  • Discuss and document all treatment options. Several speakers at AAEP stressed the importance of offering a client all available treatment choices, and Sedrish agreed that explaining the various options is important. He recommended that veterinarians record the projected cost and prognosis for each option discussed with a client, the option selected by the client, and, if possible, the reasons why a particular choice was made. The medical record should include any recommended referrals or consultations, and whether the client accepted or refused the recommendations. Not all cases require referral to a specialist or to another veterinarian, Sedrish added, but owners should be given the option.
  • Include invoices in the medical record. Sedrish recommended that veterinarians have clients sign invoices after farm calls as an acknowledgment that the described treatments actually were administered. Signed invoices also may serve as evidence of client consent to a procedure in some situations, but the consent requirements vary widely from state to state. It is incumbent upon veterinarians to familiarize themselves with the laws in their own states and to obtain the required documentation.
  • Print everything. Although it goes against the recommendations for a “green” practice endorsed by another AAEP speaker, Sedrish recommended that veterinarians make hard copies of “everything,” including emails and text messages (both sent and received). All telephone conversations should be summarized in writing, and Sedrish recommended follow-up emails or text messages to confirm that the client understood what the veterinarian said. It also is important to have evidence that letters and facsimiles were sent as claimed. The United States Post Office offers a certificate of first-class mailing to establish that a letter was mailed, and reports of successfully transmitted facsimiles should be retained as evidence that the document was sent.

Finally, Sedrish stressed the importance of maintaining the confidentiality of client/patient medical records and the potential dangers imposed by the growing use of social media.

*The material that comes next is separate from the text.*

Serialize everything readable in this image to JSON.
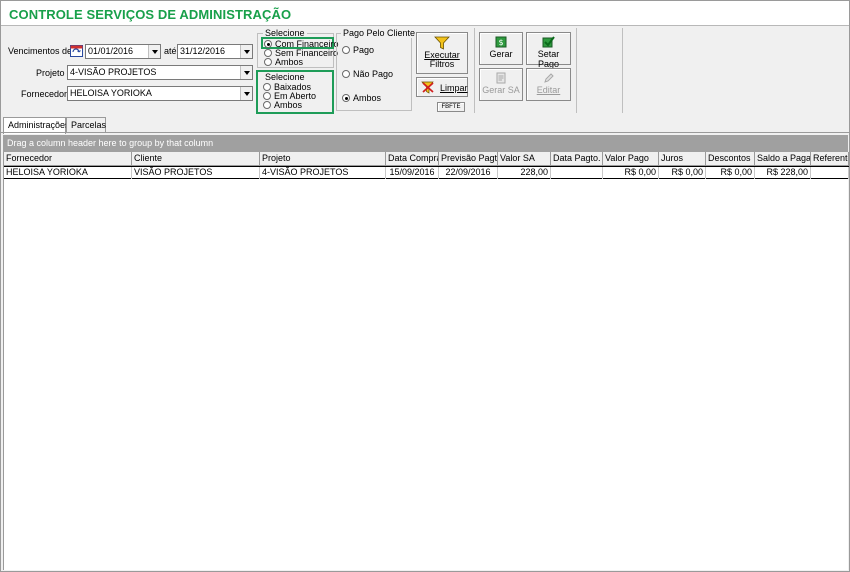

“Always remember that anything you post on the Internet stays on the Internet, and it can come back to haunt you,” he said. “Don’t post anything on the Internet that you don’t want to defend in court.”